An immediate EU ban on Russian gas imports would dent Germany’s gross domestic product by 5 per cent this year, the country’s powerful central bank has warned.
The Bundesbank said in its latest monthly bulletin, published on Friday, that an embargo would trigger a surge in energy prices and one of the deepest recessions of recent decades.
The central bank’s estimate of lost output amounts to €165bn in 2022. It is far gloomier than those of academic economists and is likely to revive a fierce debate over how equipped the eurozone’s economic powerhouse is to manage without Russian gas.
Ukraine’s government, European policymakers and academics have argued that sales of gas, oil and coal to the west have stabilised the Russian economy and helped finance President Vladimir Putin’s war machine. The EU will ban Russian coal imports from August, but gas deliveries are set to continue.
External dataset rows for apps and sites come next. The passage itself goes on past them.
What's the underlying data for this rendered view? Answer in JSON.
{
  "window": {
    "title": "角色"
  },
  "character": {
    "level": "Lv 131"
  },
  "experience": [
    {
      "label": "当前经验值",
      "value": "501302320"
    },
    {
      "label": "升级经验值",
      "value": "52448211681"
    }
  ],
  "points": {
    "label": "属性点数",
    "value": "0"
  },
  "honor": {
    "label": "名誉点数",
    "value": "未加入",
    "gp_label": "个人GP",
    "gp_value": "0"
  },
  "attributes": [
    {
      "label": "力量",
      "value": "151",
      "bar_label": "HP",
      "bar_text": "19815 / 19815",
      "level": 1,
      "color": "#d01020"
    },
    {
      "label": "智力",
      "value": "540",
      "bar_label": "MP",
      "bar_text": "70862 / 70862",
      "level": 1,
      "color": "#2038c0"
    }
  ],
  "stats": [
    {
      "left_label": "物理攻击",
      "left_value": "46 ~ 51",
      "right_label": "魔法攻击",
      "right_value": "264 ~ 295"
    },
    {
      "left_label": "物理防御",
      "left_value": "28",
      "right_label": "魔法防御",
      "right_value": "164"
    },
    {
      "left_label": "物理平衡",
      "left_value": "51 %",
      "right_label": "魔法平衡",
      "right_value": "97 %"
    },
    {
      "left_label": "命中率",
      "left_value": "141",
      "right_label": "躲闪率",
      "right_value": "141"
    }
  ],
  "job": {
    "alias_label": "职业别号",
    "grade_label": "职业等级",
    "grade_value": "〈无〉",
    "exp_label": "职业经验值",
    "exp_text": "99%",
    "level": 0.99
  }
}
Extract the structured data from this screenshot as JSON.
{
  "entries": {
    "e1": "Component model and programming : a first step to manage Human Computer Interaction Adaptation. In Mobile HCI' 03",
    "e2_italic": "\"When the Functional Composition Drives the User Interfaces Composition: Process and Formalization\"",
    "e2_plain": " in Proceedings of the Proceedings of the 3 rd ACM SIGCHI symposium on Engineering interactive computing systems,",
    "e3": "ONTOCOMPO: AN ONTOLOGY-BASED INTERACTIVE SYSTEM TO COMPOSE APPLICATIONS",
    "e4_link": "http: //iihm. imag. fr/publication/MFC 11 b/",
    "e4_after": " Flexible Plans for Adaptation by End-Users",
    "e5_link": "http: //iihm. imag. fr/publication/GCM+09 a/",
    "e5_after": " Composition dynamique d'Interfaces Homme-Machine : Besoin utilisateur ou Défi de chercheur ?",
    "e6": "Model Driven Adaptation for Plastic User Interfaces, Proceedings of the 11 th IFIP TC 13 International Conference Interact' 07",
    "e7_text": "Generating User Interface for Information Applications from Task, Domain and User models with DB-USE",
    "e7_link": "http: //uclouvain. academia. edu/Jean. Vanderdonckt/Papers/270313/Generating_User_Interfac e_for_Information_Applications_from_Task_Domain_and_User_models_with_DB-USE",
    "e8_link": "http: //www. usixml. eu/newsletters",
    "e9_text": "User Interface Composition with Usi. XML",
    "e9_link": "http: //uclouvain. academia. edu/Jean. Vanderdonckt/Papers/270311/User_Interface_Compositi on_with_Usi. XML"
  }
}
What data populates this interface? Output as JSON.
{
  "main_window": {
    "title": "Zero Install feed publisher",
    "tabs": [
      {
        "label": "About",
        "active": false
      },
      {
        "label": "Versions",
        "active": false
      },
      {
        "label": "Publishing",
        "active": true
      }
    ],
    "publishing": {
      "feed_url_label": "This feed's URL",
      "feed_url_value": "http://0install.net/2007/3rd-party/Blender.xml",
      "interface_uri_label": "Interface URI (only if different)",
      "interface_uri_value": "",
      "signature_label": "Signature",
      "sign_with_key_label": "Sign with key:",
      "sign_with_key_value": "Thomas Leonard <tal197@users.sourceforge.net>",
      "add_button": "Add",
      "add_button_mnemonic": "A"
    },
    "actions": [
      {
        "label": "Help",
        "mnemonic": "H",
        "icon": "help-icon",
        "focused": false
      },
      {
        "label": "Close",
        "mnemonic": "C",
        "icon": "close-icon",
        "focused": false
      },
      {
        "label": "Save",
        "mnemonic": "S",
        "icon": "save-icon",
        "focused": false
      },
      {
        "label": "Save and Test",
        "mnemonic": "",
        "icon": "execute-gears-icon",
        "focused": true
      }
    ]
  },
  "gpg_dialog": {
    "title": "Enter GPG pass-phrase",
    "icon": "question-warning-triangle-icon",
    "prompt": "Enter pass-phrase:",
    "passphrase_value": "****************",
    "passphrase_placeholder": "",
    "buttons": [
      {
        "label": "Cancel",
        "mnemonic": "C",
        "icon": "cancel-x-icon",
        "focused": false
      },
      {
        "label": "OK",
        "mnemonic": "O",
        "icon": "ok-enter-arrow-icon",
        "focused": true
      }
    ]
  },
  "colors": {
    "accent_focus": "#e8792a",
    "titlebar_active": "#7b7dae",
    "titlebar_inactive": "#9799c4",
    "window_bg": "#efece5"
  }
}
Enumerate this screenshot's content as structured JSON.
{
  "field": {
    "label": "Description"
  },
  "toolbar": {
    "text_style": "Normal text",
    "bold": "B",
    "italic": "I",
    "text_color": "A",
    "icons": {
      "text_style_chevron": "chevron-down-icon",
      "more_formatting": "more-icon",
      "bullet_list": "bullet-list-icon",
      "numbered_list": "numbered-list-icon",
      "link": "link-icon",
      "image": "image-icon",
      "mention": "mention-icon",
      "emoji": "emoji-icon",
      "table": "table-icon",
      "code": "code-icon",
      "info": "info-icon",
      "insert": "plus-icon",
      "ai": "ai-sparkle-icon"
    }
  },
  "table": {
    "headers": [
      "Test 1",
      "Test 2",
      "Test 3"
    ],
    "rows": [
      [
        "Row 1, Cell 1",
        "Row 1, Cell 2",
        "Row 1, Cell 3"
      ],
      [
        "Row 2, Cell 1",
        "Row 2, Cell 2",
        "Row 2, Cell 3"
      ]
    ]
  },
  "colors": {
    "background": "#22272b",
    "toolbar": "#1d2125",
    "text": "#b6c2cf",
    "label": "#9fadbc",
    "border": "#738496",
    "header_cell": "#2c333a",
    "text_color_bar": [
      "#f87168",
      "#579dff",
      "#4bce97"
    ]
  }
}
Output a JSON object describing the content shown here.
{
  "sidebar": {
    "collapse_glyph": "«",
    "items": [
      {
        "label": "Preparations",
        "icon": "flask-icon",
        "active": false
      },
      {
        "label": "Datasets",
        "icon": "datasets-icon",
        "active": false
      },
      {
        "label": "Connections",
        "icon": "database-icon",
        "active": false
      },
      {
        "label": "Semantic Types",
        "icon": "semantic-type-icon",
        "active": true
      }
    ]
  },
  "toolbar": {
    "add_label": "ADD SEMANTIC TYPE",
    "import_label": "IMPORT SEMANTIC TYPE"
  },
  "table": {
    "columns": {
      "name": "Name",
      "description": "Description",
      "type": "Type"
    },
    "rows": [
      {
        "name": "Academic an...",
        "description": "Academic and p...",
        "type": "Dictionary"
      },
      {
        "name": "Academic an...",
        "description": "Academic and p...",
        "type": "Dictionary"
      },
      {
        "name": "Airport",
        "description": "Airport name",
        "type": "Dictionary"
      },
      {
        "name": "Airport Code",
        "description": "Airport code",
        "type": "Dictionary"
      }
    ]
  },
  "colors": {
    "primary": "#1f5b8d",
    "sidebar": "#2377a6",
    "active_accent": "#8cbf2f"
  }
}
Last month, a group of nine university economists termed the fallout of a full energy embargo “manageable”, saying it would dent Germany’s GDP by just 0.3 to 3 per cent.
However, industry executives have warned the impact would be more severe. BASF chief executive Martin Brudermüller said a sudden stop of Russian gas deliveries could destroy Germany’s “entire economy” and could trigger the worst economic crisis since 1945.
Politicians have also rejected the claims the economic hit would be minor, with German chancellor Olaf Scholz labelling the estimates “wrong” and “irresponsible”. Economics minister Robert Habeck said Germany will wean itself off Russian gas by 2024.
At the IMF and World Bank meetings in Washington on Thursday, US Treasury secretary Janet Yellen called for the EU to be “careful” about banning Russian energy imports, warning of the harm such a move could inflict on the global economy.
Before the war in Ukraine, Russia accounted for 55 per cent of all German gas imports, according to figures from the German government. More than a third of that gas is consumed by the manufacturing sector. In the chemical industry, gas is needed not just to generate electricity and heat, but also to make chemicals derived from hydrocarbons.
Under German law, industrial users would be cut off from gas deliveries first should supply fall short of demand, with households who use it for heating and warm water generation getting preferential treatment. The German government last month took the first formal steps towards the rationing of gas.
In its simulation, the Bundesbank assumed that industrial consumers could not replace Russian gas with alternative energy sources for three quarters in a row. In such a scenario, inflation — which, at 7.3 per cent, is already at a post-reunification high — would shoot up by another 1.5 percentage points this year, exacerbating the threat of stagflation, where strong price pressures are coupled with weak growth.
The 5 per cent hit to growth would push the German economy into one of the biggest post-financial crisis recessions, as overall GDP would shrink by 2 per cent. The European Central Bank’s latest forecasts, made in March, estimated growth of 3 per cent. Germany’s economy shrank by 5.7 per cent in 2009, and by 4.6 per cent in 2020.
The Bundesbank cautioned that its estimates were subject to a very high degree of uncertainty, because it was unclear if standard macro models were able to catch all the knock-on effects that might be triggered by such an unprecedented disruption in energy supplies.
This article has been amended to reflect that the Bundesbank estimates that a 5 per cent hit to growth amounts to a €165bn drop in output, and not €180bn, as originally stated.